Try it: The exercise asks you to copy every line below in which "title" appears.

START Provided entries

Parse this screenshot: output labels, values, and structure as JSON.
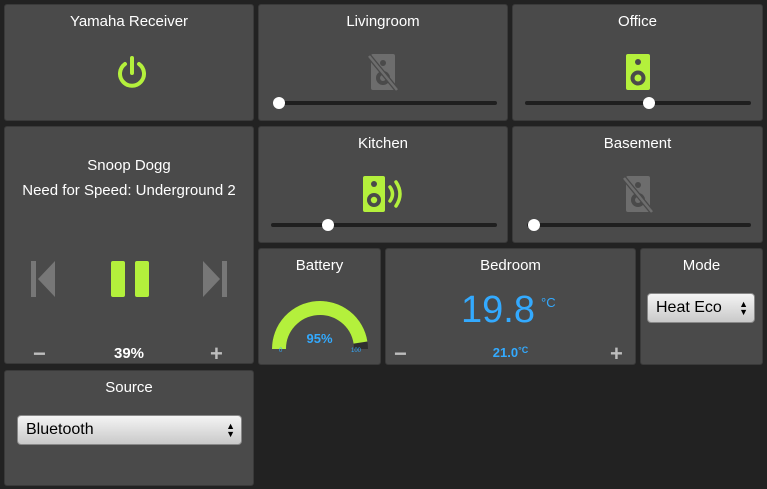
{
  "colors": {
    "accent": "#b4f03c",
    "muted": "#777777",
    "temp": "#33aaff",
    "tile": "#4a4a4a",
    "background": "#222222"
  },
  "yamaha": {
    "title": "Yamaha Receiver",
    "icon": "power-icon",
    "power_on": true
  },
  "livingroom": {
    "title": "Livingroom",
    "icon": "speaker-muted-icon",
    "volume": 0.02
  },
  "office": {
    "title": "Office",
    "icon": "speaker-icon",
    "volume": 0.55
  },
  "player": {
    "artist": "Snoop Dogg",
    "album": "Need for Speed: Underground 2",
    "volume_text": "39%",
    "minus": "−",
    "plus": "+"
  },
  "kitchen": {
    "title": "Kitchen",
    "icon": "speaker-playing-icon",
    "volume": 0.25
  },
  "basement": {
    "title": "Basement",
    "icon": "speaker-muted-icon",
    "volume": 0.03
  },
  "battery": {
    "title": "Battery",
    "value_text": "95%",
    "level": 0.95,
    "min": "0",
    "max": "100"
  },
  "bedroom": {
    "title": "Bedroom",
    "current_temp": "19.8",
    "unit": "°C",
    "setpoint_value": "21.0",
    "setpoint_unit": "°C",
    "minus": "−",
    "plus": "+"
  },
  "mode": {
    "title": "Mode",
    "selected": "Heat Eco"
  },
  "source": {
    "title": "Source",
    "selected": "Bluetooth"
  }
}
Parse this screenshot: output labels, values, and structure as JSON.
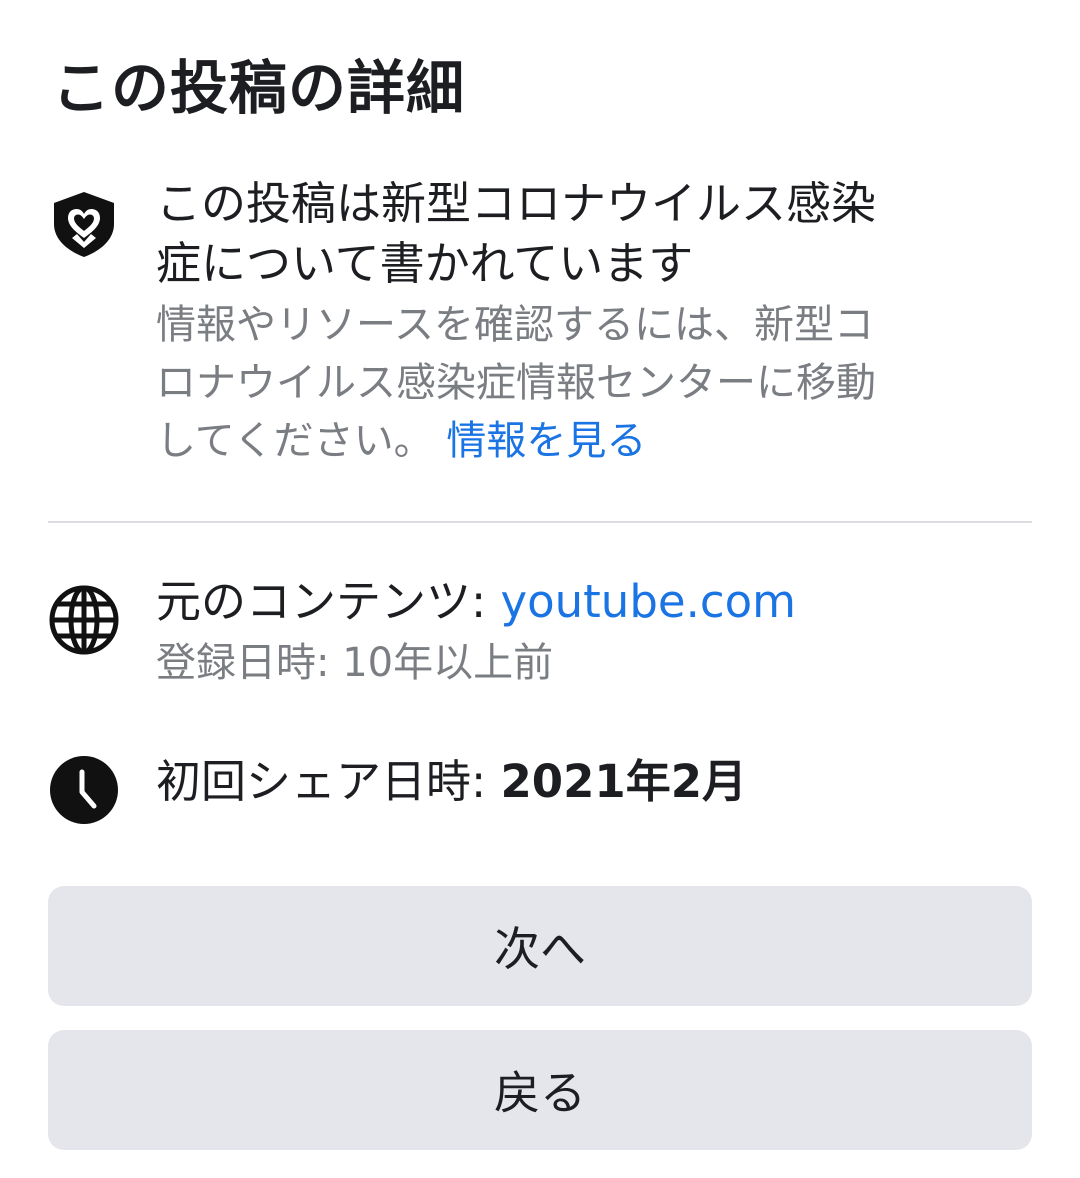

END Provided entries

Solution to this task:
    "title": "Yamaha Receiver",
    "title": "Livingroom",
    "title": "Office",
    "title": "Kitchen",
    "title": "Basement",
    "title": "Battery",
    "title": "Bedroom",
    "title": "Mode",
    "title": "Source",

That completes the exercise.